Rally fans enjoy Hooligan motorcycle racing

Super Hooligan racers competed for top honors Wednesday at Buffalo Chip Campground east of Sturgis. Pioneer photo by Jason Gross

Click to purchase this photo

STURGIS — Sturgis Motorcycle Rally attendees enjoy many types of racing. The Hooligan style received top billing Wednesday at Buffalo Chip Campground.

Hooligan racing features street bikes competing on a dirt surface.

Jacob Crawford sits under his canopy at Buffalo Chip Campground as he waits for Wednesday’s Super Hooligan motorcycle races to begin. The 39-year-old hails from Mitchell, Ore., and entered the Super Hooligan Amateur class.

Ask Crawford what Hooligan motorcycle racing means to him, and this what he will say: “Heavy bikes over 750cc, and no modifications or frame. “Most people are running stock.”

Crawford agrees this racing style allows riders to return to their roots and said it is one of the most inexpensive racing forms.

He has raced motorcycles for a little over a year after having wanted to do so for almost three years.

Crawford drove his father’s Harley-Davidson motorcycle from Oregon to Sturgis. The cycle is a 1200 Sportster Roadster.

Modifications included taking the 19-inch front and putting it on the back, plus installing different shocks and front wheels.

“I’ve been wanting to come to Sturgis for a long time,” Crawford said. He arrived on Aug. 6 for the Super Hooligan series and plans to stay until Friday or so.

Crawford has really enjoyed Sturgis so far. He aid he appreciates being able to ride bikes anywhere, such as immediately in front of the campground stage.

“There is just so much going on,” Crawford said. “You can’t really see it all here at the Buffalo Chip.”

Hooligan racing is the only style now for Crawford, who has also raced in the desert.

What appeals to Crawford about racing? 

“Everybody’s cool in the pits,” he said. “You just can talk to anybody, and everybody’s out here to have fun.”

His biggest challenge centers on learning various details. They include using a metal boot while racing to protect his shoes.

Crawford used street tires in his first competition and finished sixth. An event in California ended with a seventh-place finish.

He plans to compete at Castle Rock, Wash., after leaving Sturgis. While home, he works as a large-animal veterinarian.

“Come watch it,” Crawford said of Hooligan racing. “It’s fun watching guys through 500-pound bikes around the track. It’s an adrenaline rush.”

Lance Joubert also entered the Super Hooligan class as a 46-year-old from Sydney, Australia.

He started this racing style two years ago and said its low cost appealed to him.

“The family and the people racing. It’s a very good bunch of people all doing the same thing,” Joubert said in describing racing’s appeal to him.
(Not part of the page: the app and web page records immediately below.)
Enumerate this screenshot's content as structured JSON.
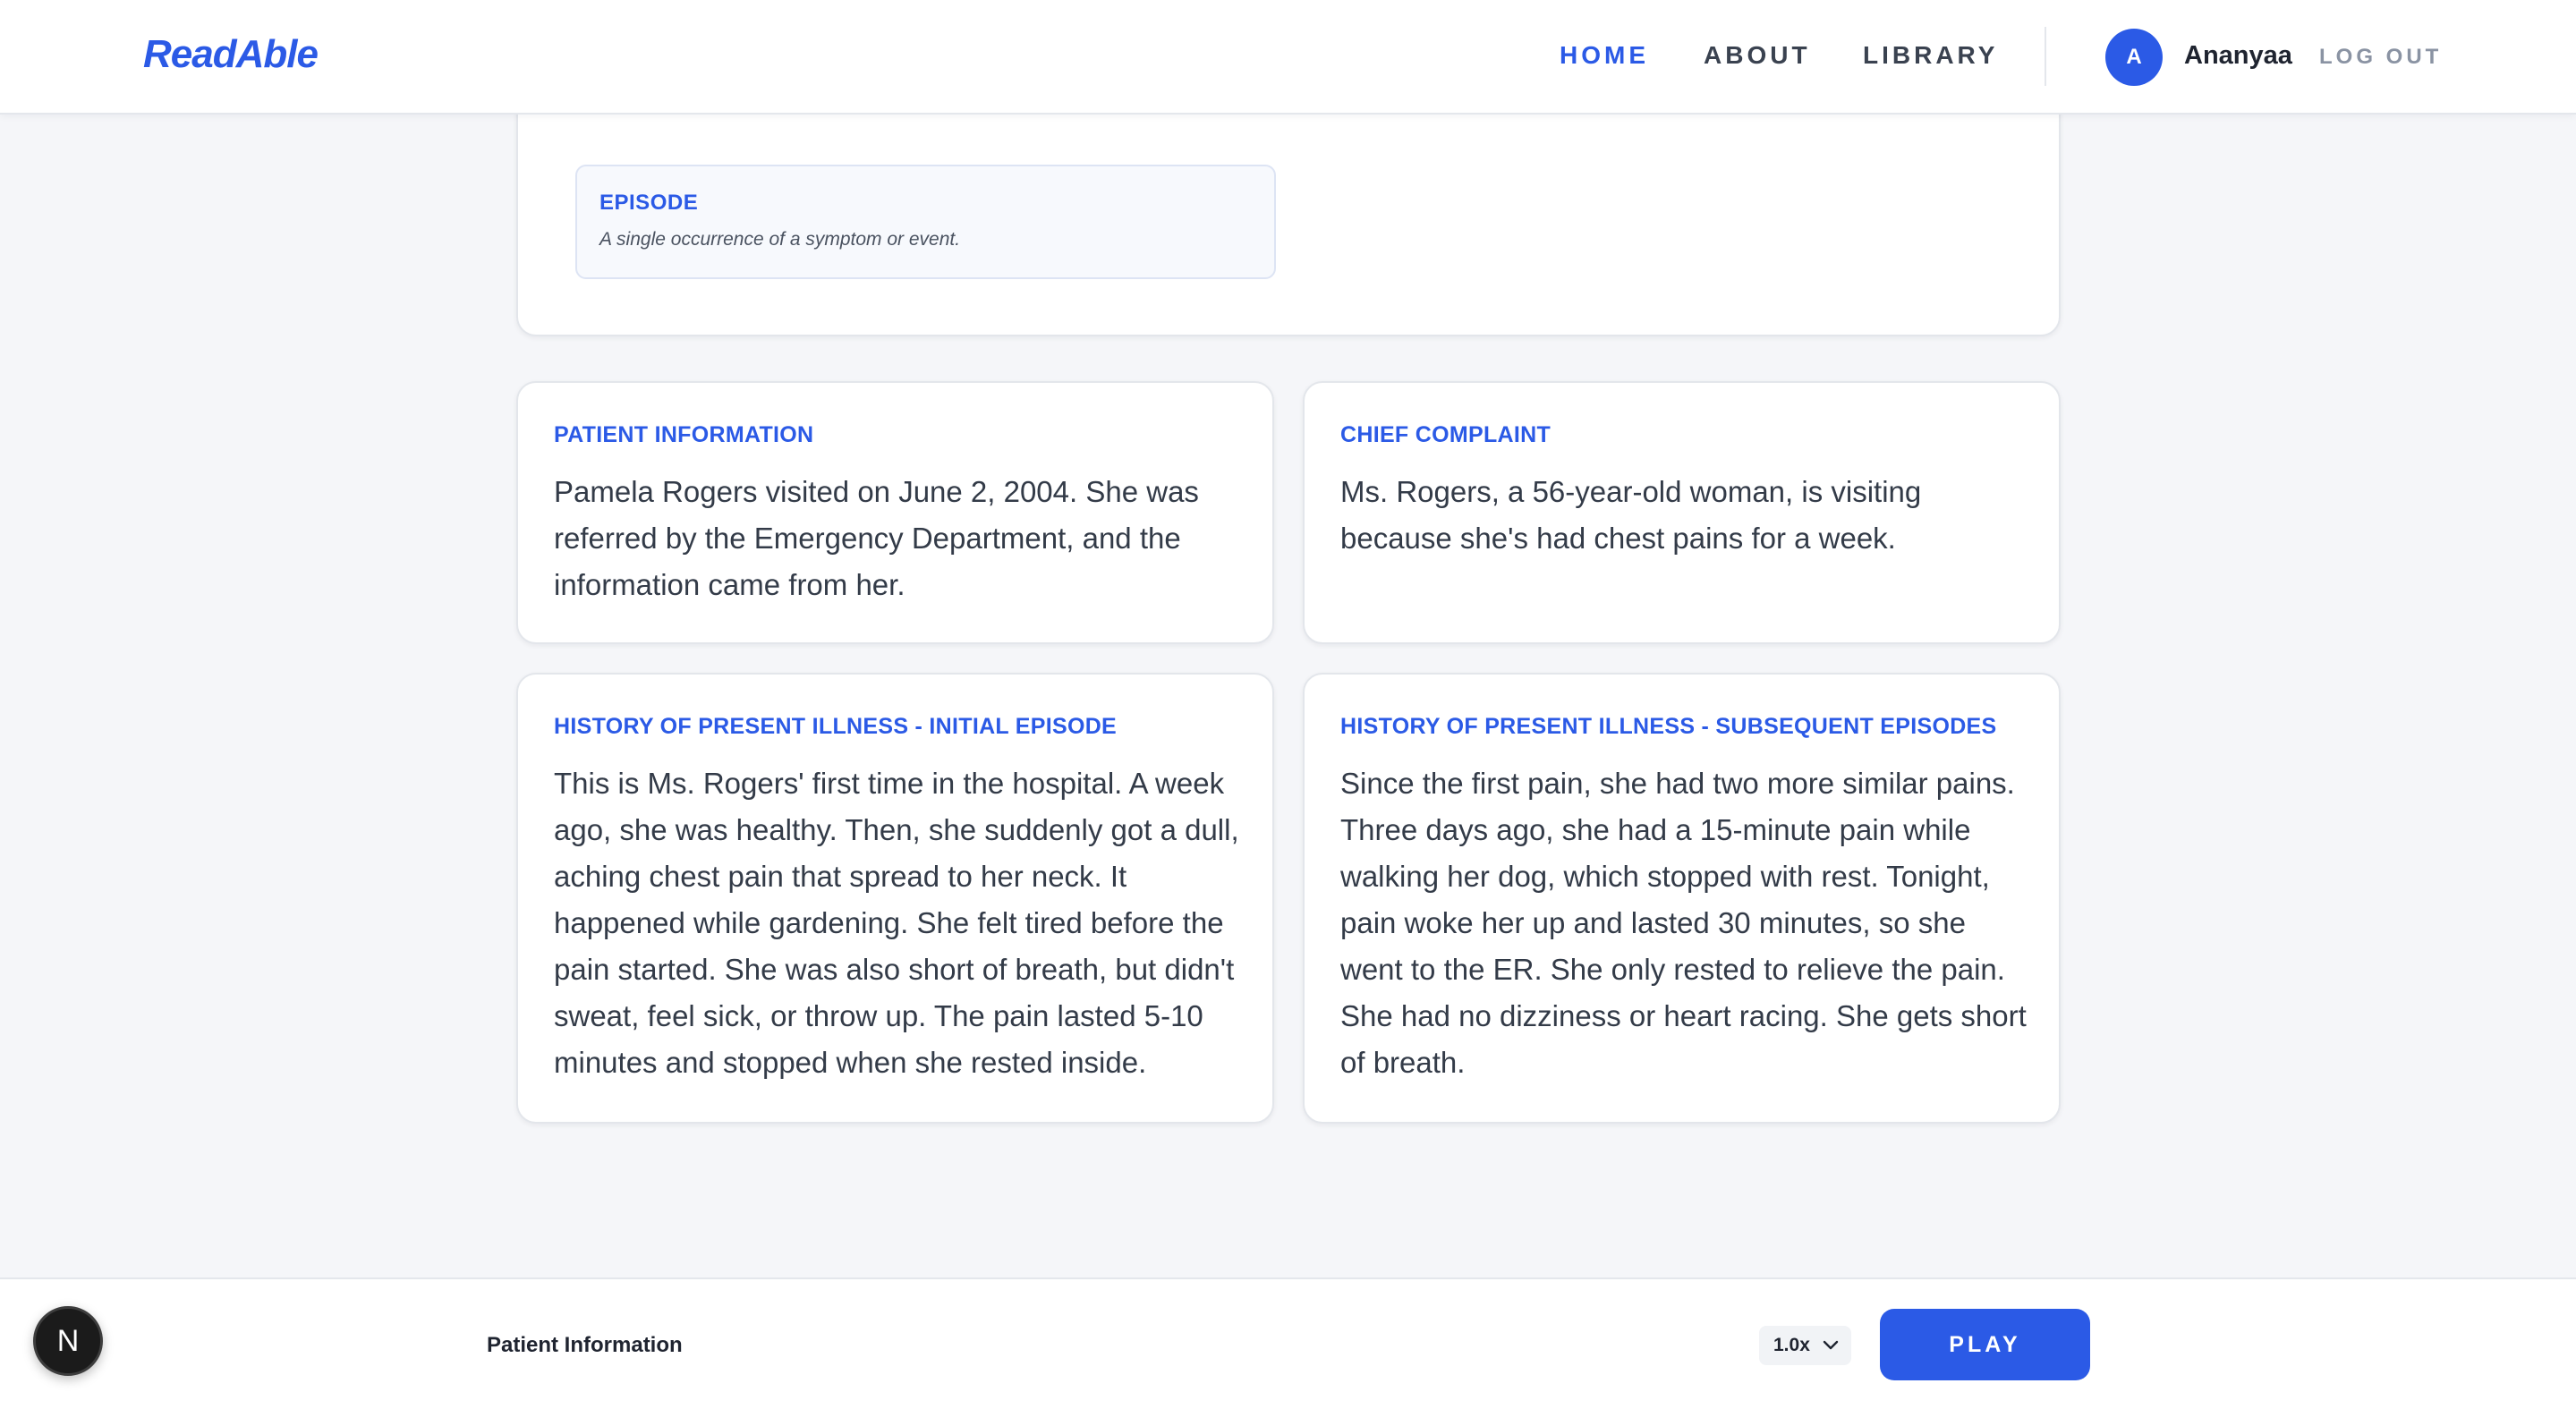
{
  "header": {
    "logo": "ReadAble",
    "nav": [
      {
        "label": "HOME",
        "active": true
      },
      {
        "label": "ABOUT",
        "active": false
      },
      {
        "label": "LIBRARY",
        "active": false
      }
    ],
    "user": {
      "initial": "A",
      "name": "Ananyaa",
      "logout_label": "LOG OUT"
    }
  },
  "glossary": {
    "terms": [
      {
        "term": "EPISODE",
        "definition": "A single occurrence of a symptom or event."
      }
    ]
  },
  "sections": [
    {
      "title": "PATIENT INFORMATION",
      "body": "Pamela Rogers visited on June 2, 2004. She was referred by the Emergency Department, and the information came from her."
    },
    {
      "title": "CHIEF COMPLAINT",
      "body": "Ms. Rogers, a 56-year-old woman, is visiting because she's had chest pains for a week."
    },
    {
      "title": "HISTORY OF PRESENT ILLNESS - INITIAL EPISODE",
      "body": "This is Ms. Rogers' first time in the hospital. A week ago, she was healthy. Then, she suddenly got a dull, aching chest pain that spread to her neck. It happened while gardening. She felt tired before the pain started. She was also short of breath, but didn't sweat, feel sick, or throw up. The pain lasted 5-10 minutes and stopped when she rested inside."
    },
    {
      "title": "HISTORY OF PRESENT ILLNESS - SUBSEQUENT EPISODES",
      "body": "Since the first pain, she had two more similar pains. Three days ago, she had a 15-minute pain while walking her dog, which stopped with rest. Tonight, pain woke her up and lasted 30 minutes, so she went to the ER. She only rested to relieve the pain. She had no dizziness or heart racing. She gets short of breath."
    }
  ],
  "player": {
    "badge": "N",
    "current_section": "Patient Information",
    "speed": "1.0x",
    "play_label": "PLAY"
  },
  "colors": {
    "accent": "#2b5ae6",
    "background": "#f5f6f9",
    "text": "#333b48"
  }
}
Differences in the tracks pose the biggest challenge to Joubert. He described riding a heavy cycle as “a handful.”

Joubert has come to Sturgis for a couple of years because of the motorcycle community. 

He uses a 2007 Harley-Davidson Sportster on the racetrack. 
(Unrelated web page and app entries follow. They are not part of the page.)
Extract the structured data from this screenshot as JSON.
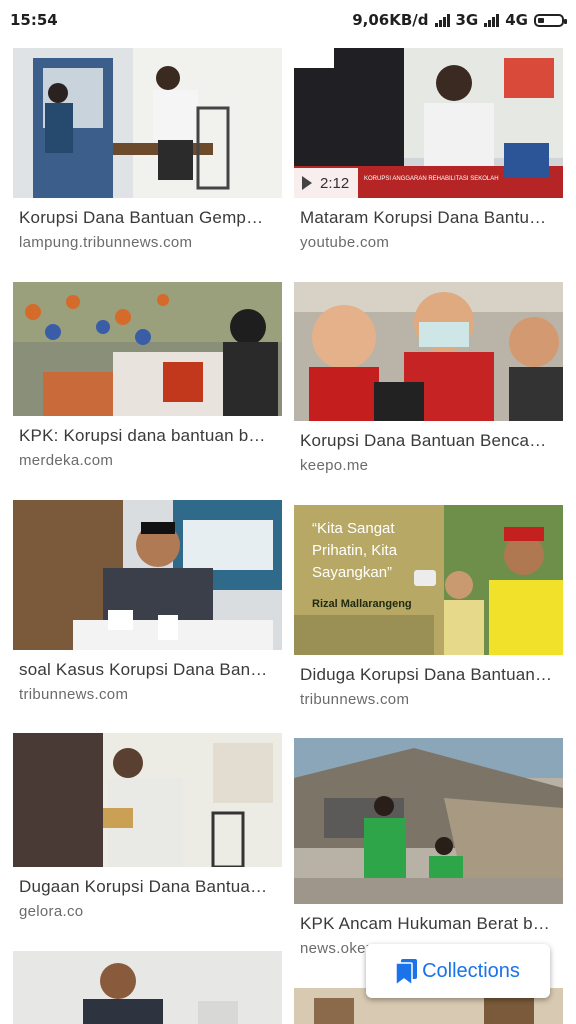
{
  "status_bar": {
    "time": "15:54",
    "speed": "9,06KB/d",
    "network_1": "3G",
    "network_2": "4G"
  },
  "results": [
    {
      "title": "Korupsi Dana Bantuan Gemp…",
      "source": "lampung.tribunnews.com"
    },
    {
      "title": "Mataram Korupsi Dana Bantu…",
      "source": "youtube.com",
      "duration": "2:12"
    },
    {
      "title": "KPK: Korupsi dana bantuan b…",
      "source": "merdeka.com"
    },
    {
      "title": "Korupsi Dana Bantuan Benca…",
      "source": "keepo.me"
    },
    {
      "title": "soal Kasus Korupsi Dana Ban…",
      "source": "tribunnews.com"
    },
    {
      "title": "Diduga Korupsi Dana Bantuan…",
      "source": "tribunnews.com"
    },
    {
      "title": "Dugaan Korupsi Dana Bantua…",
      "source": "gelora.co"
    },
    {
      "title": "KPK Ancam Hukuman Berat b…",
      "source": "news.okezone.com"
    }
  ],
  "thumb_text": {
    "video_caption": "KORUPSI ANGGARAN REHABILITASI SEKOLAH",
    "quote_1": "“Kita Sangat",
    "quote_2": "Prihatin, Kita",
    "quote_3": "Sayangkan”",
    "speaker": "Rizal Mallarangeng"
  },
  "collections_label": "Collections",
  "colors": {
    "accent": "#1a73e8"
  }
}
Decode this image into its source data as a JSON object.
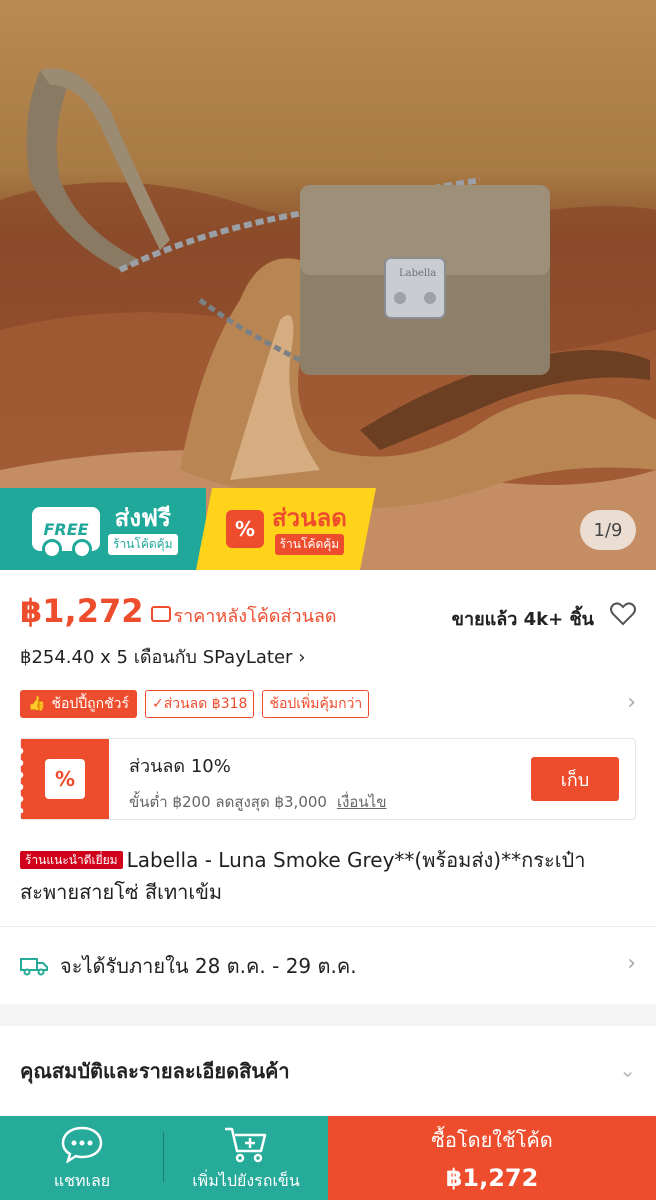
{
  "gallery": {
    "counter": "1/9",
    "promo_free": {
      "icon_text": "FREE",
      "title": "ส่งฟรี",
      "subtitle": "ร้านโค้ดคุ้ม"
    },
    "promo_discount": {
      "icon_text": "%",
      "title": "ส่วนลด",
      "subtitle": "ร้านโค้ดคุ้ม"
    },
    "image_label": "Labella"
  },
  "price": {
    "amount": "฿1,272",
    "note": "ราคาหลังโค้ดส่วนลด",
    "sold": "ขายแล้ว 4k+ ชิ้น",
    "installment": "฿254.40 x 5 เดือนกับ SPayLater",
    "installment_chevron": "›"
  },
  "badges": {
    "guarantee": "ช้อปปี้ถูกชัวร์",
    "discount": "✓ส่วนลด ฿318",
    "more": "ช้อปเพิ่มคุ้มกว่า",
    "chevron": "›"
  },
  "voucher": {
    "icon_text": "%",
    "title": "ส่วนลด 10%",
    "condition": "ขั้นต่ำ ฿200 ลดสูงสุด ฿3,000",
    "terms_link": "เงื่อนไข",
    "collect_label": "เก็บ"
  },
  "product": {
    "tag": "ร้านแนะนำดีเยี่ยม",
    "title": "Labella - Luna Smoke Grey**(พร้อมส่ง)**กระเป๋าสะพายสายโซ่ สีเทาเข้ม"
  },
  "delivery": {
    "text": "จะได้รับภายใน 28 ต.ค. - 29 ต.ค.",
    "chevron": "›"
  },
  "spec": {
    "title": "คุณสมบัติและรายละเอียดสินค้า",
    "chevron": "⌄"
  },
  "bottom_bar": {
    "chat_label": "แชทเลย",
    "cart_label": "เพิ่มไปยังรถเข็น",
    "buy_label": "ซื้อโดยใช้โค้ด",
    "buy_price": "฿1,272"
  },
  "colors": {
    "accent": "#ee4d2d",
    "teal": "#26aa99",
    "promo_yellow": "#ffd31a"
  }
}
He modified the heads and cams, with after-market shocks and a different front end also installed.

Joubert estimates it has taken him two years to get the cycle into its current form. “I don’t think you ever stop,” he said.

He owns a restoration company that engages in flood and hurricane disaster relief efforts.

“We’re just hooligans,” Joubert said. “We like to get up, get sideways, make a lot of noise.

“We like to push these machines to the limit.”

To read all of today's stories, Click here or call 642-2761 to subscribe to our e-edition or home delivery.


(0) comments

Welcome to the discussion.

Keep it Clean. Please avoid obscene, vulgar, lewd, racist or sexually-oriented language.
Don't Threaten. Threats of harming another person will not be tolerated.
Be Truthful. Don't knowingly lie about anyone or anything.
Be Nice. No racism, sexism or any sort of -ism that is degrading to another person.
Be Proactive. Use the 'Report' link on each comment to let us know of abusive posts.
Share with Us. We'd love to hear eyewitness accounts, the history behind an article.